High: 88º Low: 62º
High; 88º Low: 66º
Twin Falls, Idaho (KMVT-TV / KTWT-TV) Recent estimates show 47 states are reporting widespread levels of the flu. Forecasts show Idaho's season to be more serious than in previous years.
The 2012–2013 flu season came a little early and has yet to peak.
And unfortunately, it's impossible to say when that will be, according to the Centers for Disease Control.
But what we do know is that 15 people have died so far in Idaho.
Mary Jensen, Epidemiology Manager, South Central Public Health District says, "we're seeing a lot of flu, it has increased in Idaho, but that's normal for this time of year too."
Idaho last saw a severe flu season back in 2003 to 2004 when 28 people died, but six more have died just in the last week and we're not even through the peak months.
"We usually peak around December, January, February, but every year is different though."
All of the documented deaths so far have been people over the age of 50.
Most experts believe the flu spreads by droplets made when people with flu cough, sneeze or talk.
"We don't see increases until November, December or January, but it runs through as late as April or May."
The best prevention against the flu is the vaccination for you and your family and the public is taking note.
"I think there's an increase in adults getting the flu vaccination, but the most important groups are the younger kids and older adult."
Roughly 71% of Twin Falls County residents over age 65 have received the flu vaccine in the past year, that's more than the state average at 67%.

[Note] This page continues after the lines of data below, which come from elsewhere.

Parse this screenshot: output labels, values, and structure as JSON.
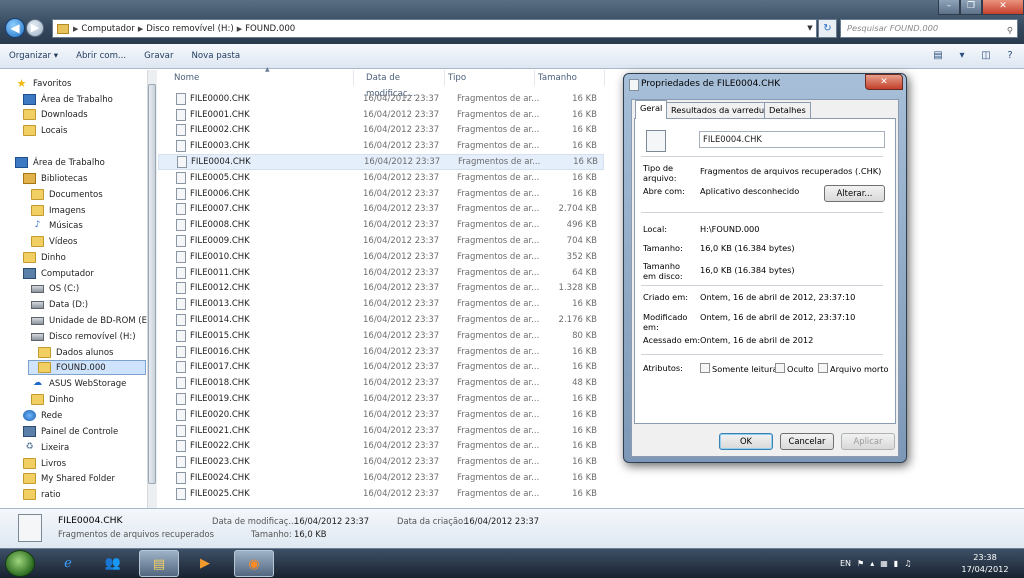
{
  "address": {
    "crumbs": [
      "Computador",
      "Disco removível (H:)",
      "FOUND.000"
    ],
    "search_placeholder": "Pesquisar FOUND.000"
  },
  "toolbar": {
    "organize": "Organizar ▾",
    "open_with": "Abrir com...",
    "burn": "Gravar",
    "new_folder": "Nova pasta"
  },
  "nav": {
    "favorites": "Favoritos",
    "fav_desktop": "Área de Trabalho",
    "downloads": "Downloads",
    "locais": "Locais",
    "desktop": "Área de Trabalho",
    "libraries": "Bibliotecas",
    "documents": "Documentos",
    "images": "Imagens",
    "music": "Músicas",
    "videos": "Vídeos",
    "dinho": "Dinho",
    "computer": "Computador",
    "os_c": "OS (C:)",
    "data_d": "Data (D:)",
    "bdrom": "Unidade de BD-ROM (E:)",
    "removable": "Disco removível (H:)",
    "dados": "Dados alunos",
    "found": "FOUND.000",
    "asus": "ASUS WebStorage",
    "dinho2": "Dinho",
    "network": "Rede",
    "control": "Painel de Controle",
    "trash": "Lixeira",
    "books": "Livros",
    "shared": "My Shared Folder",
    "ratio": "ratio"
  },
  "columns": {
    "name": "Nome",
    "date": "Data de modificaç...",
    "type": "Tipo",
    "size": "Tamanho"
  },
  "files": [
    {
      "name": "FILE0000.CHK",
      "date": "16/04/2012 23:37",
      "type": "Fragmentos de ar...",
      "size": "16 KB"
    },
    {
      "name": "FILE0001.CHK",
      "date": "16/04/2012 23:37",
      "type": "Fragmentos de ar...",
      "size": "16 KB"
    },
    {
      "name": "FILE0002.CHK",
      "date": "16/04/2012 23:37",
      "type": "Fragmentos de ar...",
      "size": "16 KB"
    },
    {
      "name": "FILE0003.CHK",
      "date": "16/04/2012 23:37",
      "type": "Fragmentos de ar...",
      "size": "16 KB"
    },
    {
      "name": "FILE0004.CHK",
      "date": "16/04/2012 23:37",
      "type": "Fragmentos de ar...",
      "size": "16 KB"
    },
    {
      "name": "FILE0005.CHK",
      "date": "16/04/2012 23:37",
      "type": "Fragmentos de ar...",
      "size": "16 KB"
    },
    {
      "name": "FILE0006.CHK",
      "date": "16/04/2012 23:37",
      "type": "Fragmentos de ar...",
      "size": "16 KB"
    },
    {
      "name": "FILE0007.CHK",
      "date": "16/04/2012 23:37",
      "type": "Fragmentos de ar...",
      "size": "2.704 KB"
    },
    {
      "name": "FILE0008.CHK",
      "date": "16/04/2012 23:37",
      "type": "Fragmentos de ar...",
      "size": "496 KB"
    },
    {
      "name": "FILE0009.CHK",
      "date": "16/04/2012 23:37",
      "type": "Fragmentos de ar...",
      "size": "704 KB"
    },
    {
      "name": "FILE0010.CHK",
      "date": "16/04/2012 23:37",
      "type": "Fragmentos de ar...",
      "size": "352 KB"
    },
    {
      "name": "FILE0011.CHK",
      "date": "16/04/2012 23:37",
      "type": "Fragmentos de ar...",
      "size": "64 KB"
    },
    {
      "name": "FILE0012.CHK",
      "date": "16/04/2012 23:37",
      "type": "Fragmentos de ar...",
      "size": "1.328 KB"
    },
    {
      "name": "FILE0013.CHK",
      "date": "16/04/2012 23:37",
      "type": "Fragmentos de ar...",
      "size": "16 KB"
    },
    {
      "name": "FILE0014.CHK",
      "date": "16/04/2012 23:37",
      "type": "Fragmentos de ar...",
      "size": "2.176 KB"
    },
    {
      "name": "FILE0015.CHK",
      "date": "16/04/2012 23:37",
      "type": "Fragmentos de ar...",
      "size": "80 KB"
    },
    {
      "name": "FILE0016.CHK",
      "date": "16/04/2012 23:37",
      "type": "Fragmentos de ar...",
      "size": "16 KB"
    },
    {
      "name": "FILE0017.CHK",
      "date": "16/04/2012 23:37",
      "type": "Fragmentos de ar...",
      "size": "16 KB"
    },
    {
      "name": "FILE0018.CHK",
      "date": "16/04/2012 23:37",
      "type": "Fragmentos de ar...",
      "size": "48 KB"
    },
    {
      "name": "FILE0019.CHK",
      "date": "16/04/2012 23:37",
      "type": "Fragmentos de ar...",
      "size": "16 KB"
    },
    {
      "name": "FILE0020.CHK",
      "date": "16/04/2012 23:37",
      "type": "Fragmentos de ar...",
      "size": "16 KB"
    },
    {
      "name": "FILE0021.CHK",
      "date": "16/04/2012 23:37",
      "type": "Fragmentos de ar...",
      "size": "16 KB"
    },
    {
      "name": "FILE0022.CHK",
      "date": "16/04/2012 23:37",
      "type": "Fragmentos de ar...",
      "size": "16 KB"
    },
    {
      "name": "FILE0023.CHK",
      "date": "16/04/2012 23:37",
      "type": "Fragmentos de ar...",
      "size": "16 KB"
    },
    {
      "name": "FILE0024.CHK",
      "date": "16/04/2012 23:37",
      "type": "Fragmentos de ar...",
      "size": "16 KB"
    },
    {
      "name": "FILE0025.CHK",
      "date": "16/04/2012 23:37",
      "type": "Fragmentos de ar...",
      "size": "16 KB"
    }
  ],
  "details": {
    "name": "FILE0004.CHK",
    "type": "Fragmentos de arquivos recuperados",
    "modified_label": "Data de modificaç...",
    "modified_value": "16/04/2012 23:37",
    "size_label": "Tamanho:",
    "size_value": "16,0 KB",
    "created_label": "Data da criação:",
    "created_value": "16/04/2012 23:37"
  },
  "dialog": {
    "title": "Propriedades de FILE0004.CHK",
    "tabs": [
      "Geral",
      "Resultados da varredura",
      "Detalhes"
    ],
    "filename": "FILE0004.CHK",
    "type_label": "Tipo de arquivo:",
    "type_value": "Fragmentos de arquivos recuperados (.CHK)",
    "opens_label": "Abre com:",
    "opens_value": "Aplicativo desconhecido",
    "change_button": "Alterar...",
    "location_label": "Local:",
    "location_value": "H:\\FOUND.000",
    "size_label": "Tamanho:",
    "size_value": "16,0 KB (16.384 bytes)",
    "disk_size_label": "Tamanho em disco:",
    "disk_size_value": "16,0 KB (16.384 bytes)",
    "created_label": "Criado em:",
    "created_value": "Ontem, 16 de abril de 2012, 23:37:10",
    "modified_label": "Modificado em:",
    "modified_value": "Ontem, 16 de abril de 2012, 23:37:10",
    "accessed_label": "Acessado em:",
    "accessed_value": "Ontem, 16 de abril de 2012",
    "attributes_label": "Atributos:",
    "attr_readonly": "Somente leitura",
    "attr_hidden": "Oculto",
    "attr_archive": "Arquivo morto",
    "ok": "OK",
    "cancel": "Cancelar",
    "apply": "Aplicar"
  },
  "tray": {
    "lang": "EN",
    "time": "23:38",
    "date": "17/04/2012"
  }
}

A recent CDC study found this year's vaccination is 62% effective. Even when the vaccine does not prevent someone from getting sick, it can lead to a milder illness or prevent complications.